Ideally, Data Discovery Hubs are setup with multiple environments, with at least dedicated development (Dev) and production (Prod) environments. TX DWA enables central management of all project connections across environments, with Global Databases. Parameterized data connections make it easy to transfer projects from one environment to the other without having to adjust all connections in a project.
However, Global Databases can cause issues when Exporting/Importing a project into another repository. Specifically a repository that does not have environments with Global Databases setup.
- The best way to avoid issues when migrating a project with Global Databases is to temporarily switch data connections to use Project Settings before exporting the project, Or
- Setup at least one Environment with the necessary Global Databases in the new repository before initiating the project import.
Unfortunately, it is not always possible to follow best practices. A common example is when the user importing the project did not create the export file and does not have access to the original project.
The following guide illustrates how to import a TX DWA project using Global Databases into a completely new repository without preparing Environments.
First, we need to create an export file. This example will use a simple project with two data connections where the data source connection is using a Global Database and the ODS is using project settings. Figure 1 provides following info:
1: The repository name we are exporting from.
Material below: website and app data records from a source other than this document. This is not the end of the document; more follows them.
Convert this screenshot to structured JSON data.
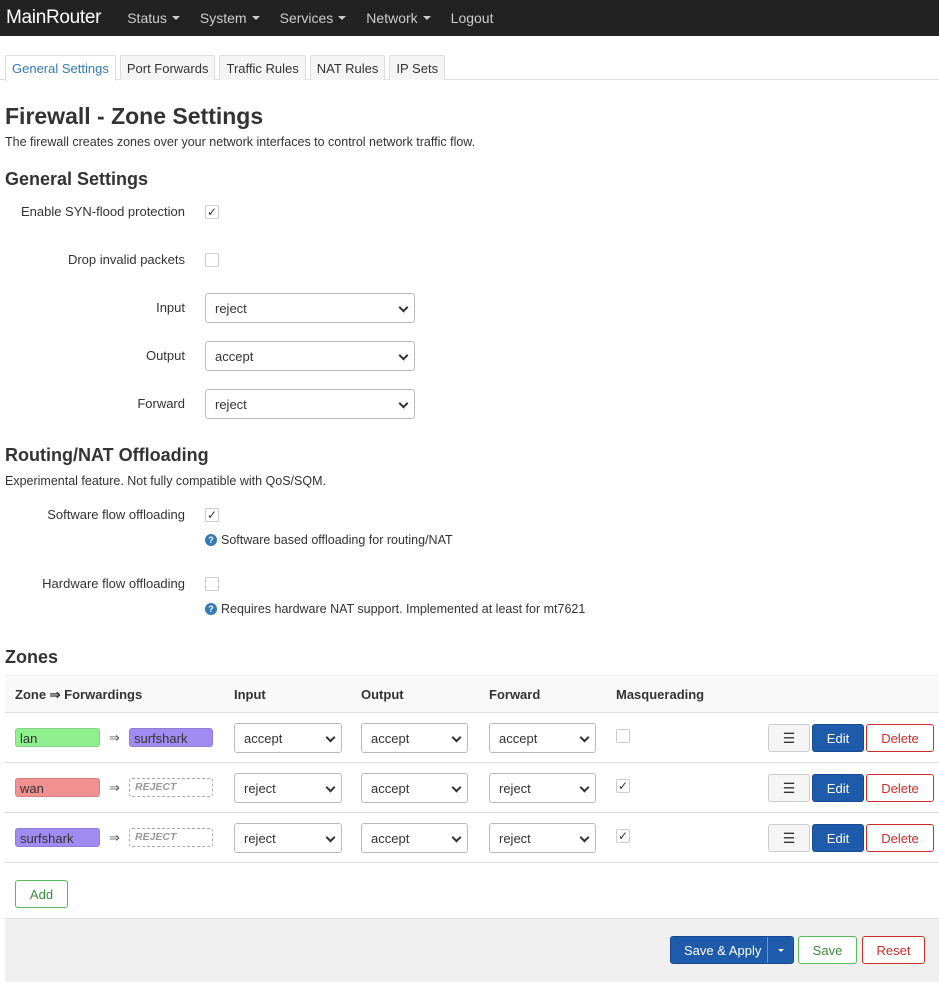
{
  "nav": {
    "brand": "MainRouter",
    "items": [
      "Status",
      "System",
      "Services",
      "Network",
      "Logout"
    ]
  },
  "tabs": [
    "General Settings",
    "Port Forwards",
    "Traffic Rules",
    "NAT Rules",
    "IP Sets"
  ],
  "page": {
    "title": "Firewall - Zone Settings",
    "description": "The firewall creates zones over your network interfaces to control network traffic flow."
  },
  "general": {
    "heading": "General Settings",
    "syn_label": "Enable SYN-flood protection",
    "syn_checked": true,
    "drop_label": "Drop invalid packets",
    "drop_checked": false,
    "input_label": "Input",
    "input_value": "reject",
    "output_label": "Output",
    "output_value": "accept",
    "forward_label": "Forward",
    "forward_value": "reject"
  },
  "offload": {
    "heading": "Routing/NAT Offloading",
    "description": "Experimental feature. Not fully compatible with QoS/SQM.",
    "sw_label": "Software flow offloading",
    "sw_checked": true,
    "sw_help": "Software based offloading for routing/NAT",
    "hw_label": "Hardware flow offloading",
    "hw_checked": false,
    "hw_help": "Requires hardware NAT support. Implemented at least for mt7621"
  },
  "zones": {
    "heading": "Zones",
    "columns": {
      "zone": "Zone ⇒ Forwardings",
      "input": "Input",
      "output": "Output",
      "forward": "Forward",
      "masq": "Masquerading"
    },
    "arrow": "⇒",
    "rows": [
      {
        "name": "lan",
        "color": "#90f090",
        "dest": "surfshark",
        "dest_color": "#a08cf0",
        "input": "accept",
        "output": "accept",
        "forward": "accept",
        "masq": false
      },
      {
        "name": "wan",
        "color": "#f09090",
        "dest": "REJECT",
        "dest_color": "",
        "input": "reject",
        "output": "accept",
        "forward": "reject",
        "masq": true
      },
      {
        "name": "surfshark",
        "color": "#a08cf0",
        "dest": "REJECT",
        "dest_color": "",
        "input": "reject",
        "output": "accept",
        "forward": "reject",
        "masq": true
      }
    ],
    "menu_glyph": "☰",
    "edit_label": "Edit",
    "delete_label": "Delete",
    "add_label": "Add"
  },
  "footer": {
    "save_apply": "Save & Apply",
    "save": "Save",
    "reset": "Reset"
  }
}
2: The ODS contains two deployed tables from the data source.
3: The Global Database Type.
4: The Global Database Name (parameter name).
5: Database connection.
6: Confirmation that Global Database is connected to AdventureWorks2012 database.
Figure 2 illustrates that our AdventureWorks data source connection is referencing the Global Database.
Exporting a TX DWA project using Global Database connections will prompt a warning, as shown in Figure 3. Clicking Yes will produce an XML file.
Import the project into a new repository from the main TX DWA menu and open the connection manager by choosing Yes as illustrated in Figure 5.
The Connection Manager will list all the connections in the project as shown in Figure 6. From this menu, one can set each connection individually or run the Wizard.
First connection to set in the wizard is in this example the ODS database which was exported and imported using Project Settings. One can easily adjust naming and create the database used for the connection.
Figure 8 shows the second and last connection in the wizard. Notice the dropdown menu for the Global Database is blank.
We have not created Environments and Global Databases yet, so the user can either decide to switch the connection to using Project Settings or leave it blank and click OK.
Not setting a Project data connection will result in a Global database error as shown in Figure 10. At this point we have demonstrated that importing a project with Global Databases into a new repository can lead to issues like inability to connect to data source.
If we like to keep using Global Databases in our new repository (recommended), one would need to create at least one Environment with necessary Global Databases to resolve the errors.
All remains are to set the Global Settings in respective data connections.
Following this guide should help resolve errors and restore data connections to previous settings. However, it is considered more safe to follow the best practices initially listed as they will avoid unexpected changes to a project if connectivity to data connections are lost.